Excerpts from an interface dataset:
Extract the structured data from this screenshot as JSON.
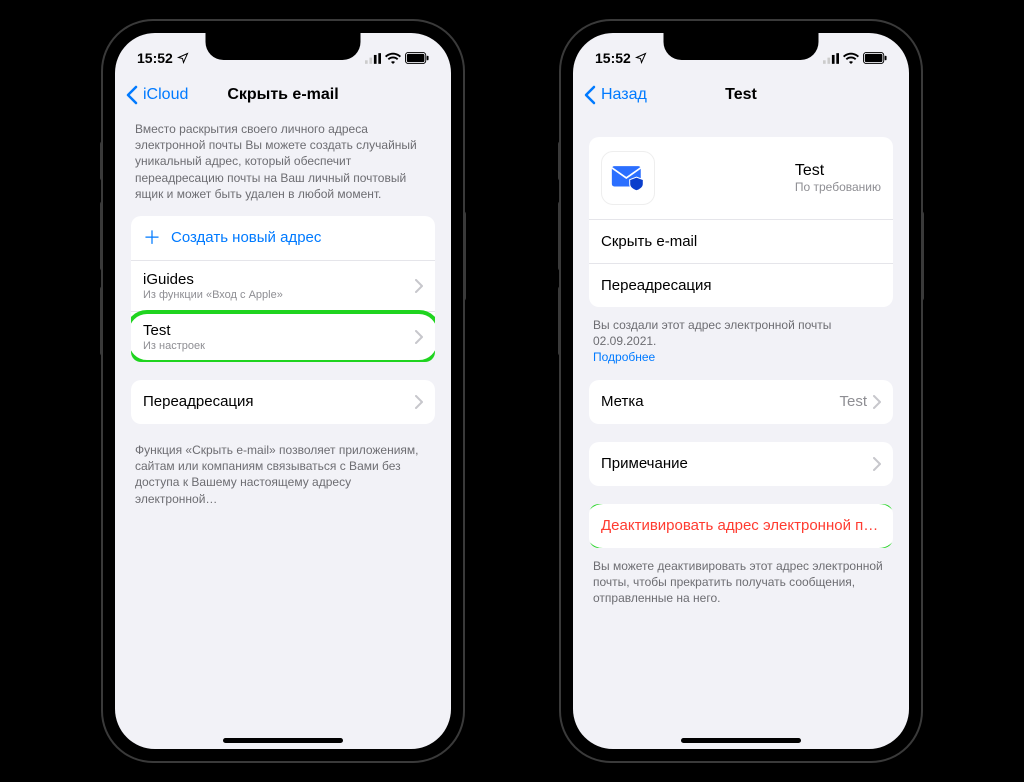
{
  "status": {
    "time": "15:52"
  },
  "left": {
    "back": "iCloud",
    "title": "Скрыть e-mail",
    "intro": "Вместо раскрытия своего личного адреса электронной почты Вы можете создать случайный уникальный адрес, который обеспечит переадресацию почты на Ваш личный почтовый ящик и может быть удален в любой момент.",
    "create": "Создать новый адрес",
    "items": [
      {
        "title": "iGuides",
        "sub": "Из функции «Вход с Apple»"
      },
      {
        "title": "Test",
        "sub": "Из настроек"
      }
    ],
    "forward": "Переадресация",
    "footer": "Функция «Скрыть e-mail» позволяет приложениям, сайтам или компаниям связываться с Вами без доступа к Вашему настоящему адресу электронной…"
  },
  "right": {
    "back": "Назад",
    "title": "Test",
    "card_title": "Test",
    "card_sub": "По требованию",
    "hide": "Скрыть e-mail",
    "forward": "Переадресация",
    "created": "Вы создали этот адрес электронной почты 02.09.2021.",
    "more": "Подробнее",
    "label_row": "Метка",
    "label_val": "Test",
    "note_row": "Примечание",
    "deactivate": "Деактивировать адрес электронной п…",
    "deactivate_note": "Вы можете деактивировать этот адрес электронной почты, чтобы прекратить получать сообщения, отправленные на него."
  }
}
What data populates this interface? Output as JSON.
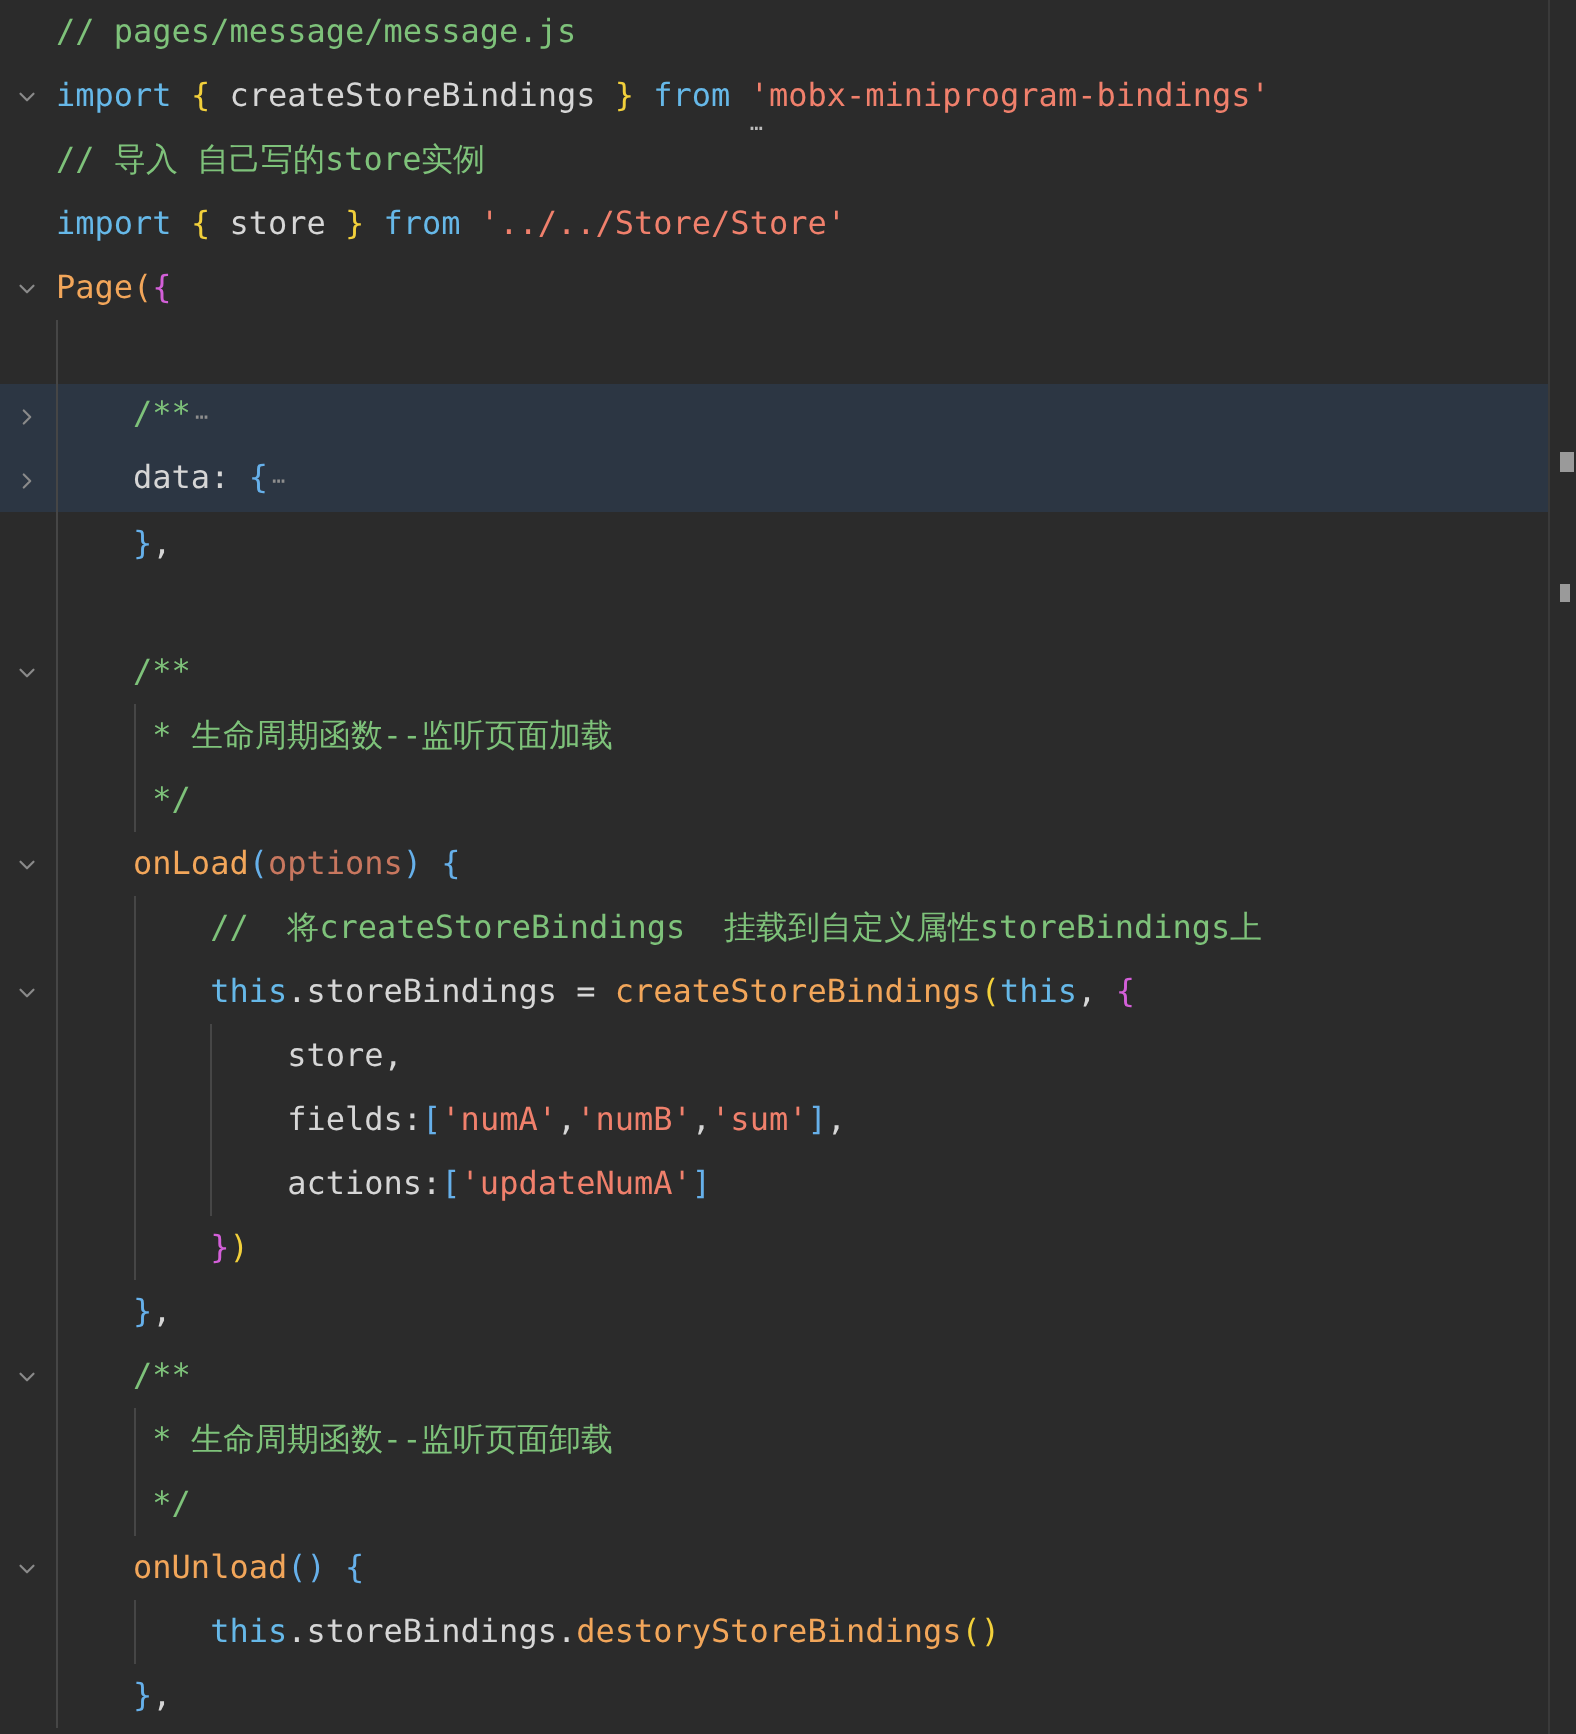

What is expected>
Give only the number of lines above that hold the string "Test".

Answer box>
4